Drop all images and give the records again exactly.

Web page and app entries
Segment Open

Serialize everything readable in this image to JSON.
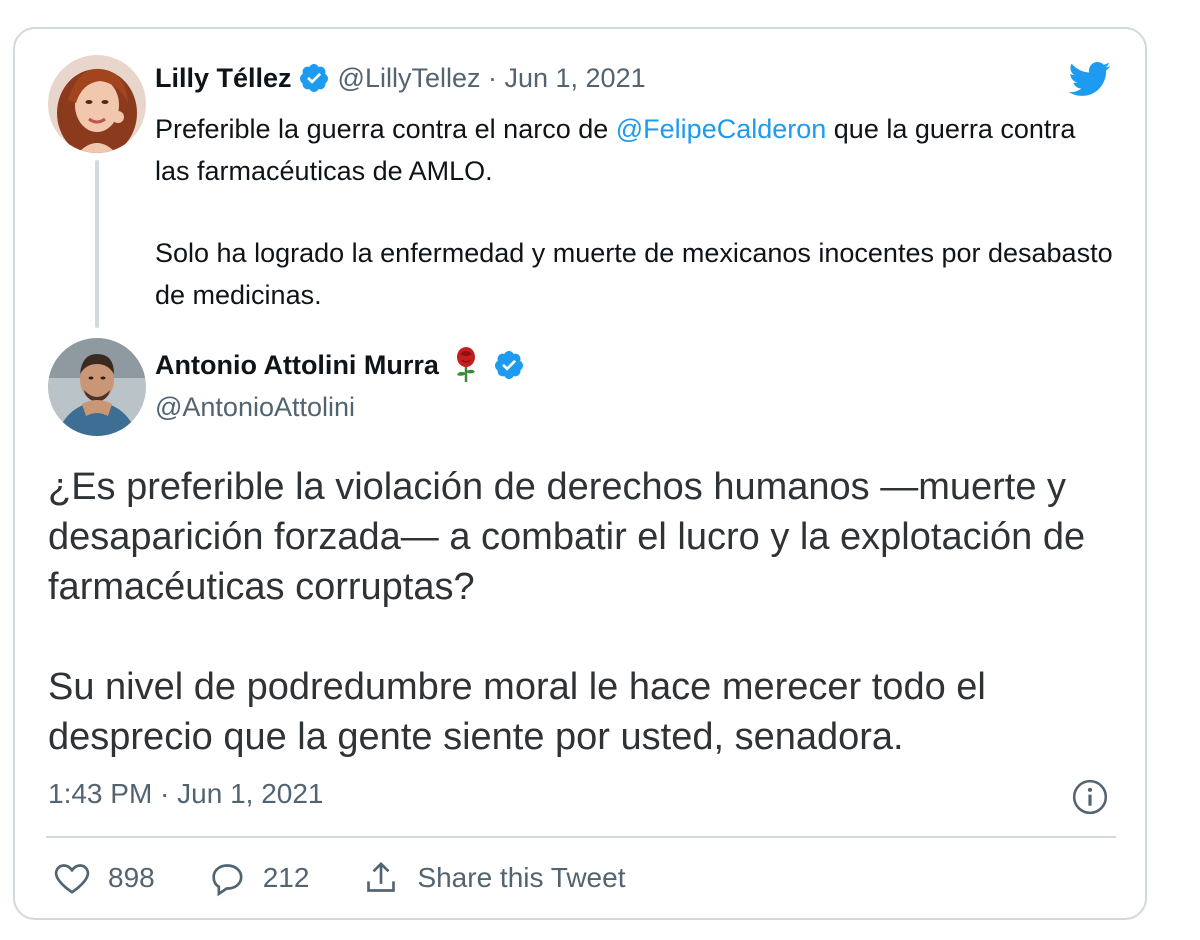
{
  "quoted_tweet": {
    "author_name": "Lilly Téllez",
    "handle_date": "@LillyTellez · Jun 1, 2021",
    "text_before_mention": "Preferible la guerra contra el narco de ",
    "mention": "@FelipeCalderon",
    "text_after_mention": " que la guerra contra las farmacéuticas de AMLO.",
    "text_paragraph_2": "Solo ha logrado la enfermedad y muerte de mexicanos inocentes por desabasto de medicinas."
  },
  "reply_tweet": {
    "author_name": "Antonio Attolini Murra",
    "handle": "@AntonioAttolini",
    "paragraph_1": "¿Es preferible la violación de derechos humanos —muerte y desaparición forzada— a combatir el lucro y la explotación de farmacéuticas corruptas?",
    "paragraph_2": "Su nivel de podredumbre moral le hace merecer todo el desprecio que la gente siente por usted, senadora.",
    "timestamp": "1:43 PM · Jun 1, 2021"
  },
  "actions": {
    "likes": "898",
    "replies": "212",
    "share_label": "Share this Tweet"
  },
  "icons": {
    "logo": "twitter-bird-icon",
    "verified": "verified-badge-icon",
    "info": "info-icon",
    "like": "heart-icon",
    "reply": "comment-icon",
    "share": "share-icon",
    "emoji": "rose-icon"
  },
  "colors": {
    "accent": "#1d9bf0",
    "text_primary": "#0f1419",
    "text_secondary": "#536471",
    "border": "#cfd9de"
  }
}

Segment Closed

* [Solution to this exercise]
Serialize everything readable in this image to JSON.
{
  "quoted_tweet": {
    "author_name": "Lilly Téllez",
    "handle_date": "@LillyTellez · Jun 1, 2021",
    "text_before_mention": "Preferible la guerra contra el narco de ",
    "mention": "@FelipeCalderon",
    "text_after_mention": " que la guerra contra las farmacéuticas de AMLO.",
    "text_paragraph_2": "Solo ha logrado la enfermedad y muerte de mexicanos inocentes por desabasto de medicinas."
  },
  "reply_tweet": {
    "author_name": "Antonio Attolini Murra",
    "handle": "@AntonioAttolini",
    "paragraph_1": "¿Es preferible la violación de derechos humanos —muerte y desaparición forzada— a combatir el lucro y la explotación de farmacéuticas corruptas?",
    "paragraph_2": "Su nivel de podredumbre moral le hace merecer todo el desprecio que la gente siente por usted, senadora.",
    "timestamp": "1:43 PM · Jun 1, 2021"
  },
  "actions": {
    "likes": "898",
    "replies": "212",
    "share_label": "Share this Tweet"
  },
  "icons": {
    "logo": "twitter-bird-icon",
    "verified": "verified-badge-icon",
    "info": "info-icon",
    "like": "heart-icon",
    "reply": "comment-icon",
    "share": "share-icon",
    "emoji": "rose-icon"
  },
  "colors": {
    "accent": "#1d9bf0",
    "text_primary": "#0f1419",
    "text_secondary": "#536471",
    "border": "#cfd9de"
  }
}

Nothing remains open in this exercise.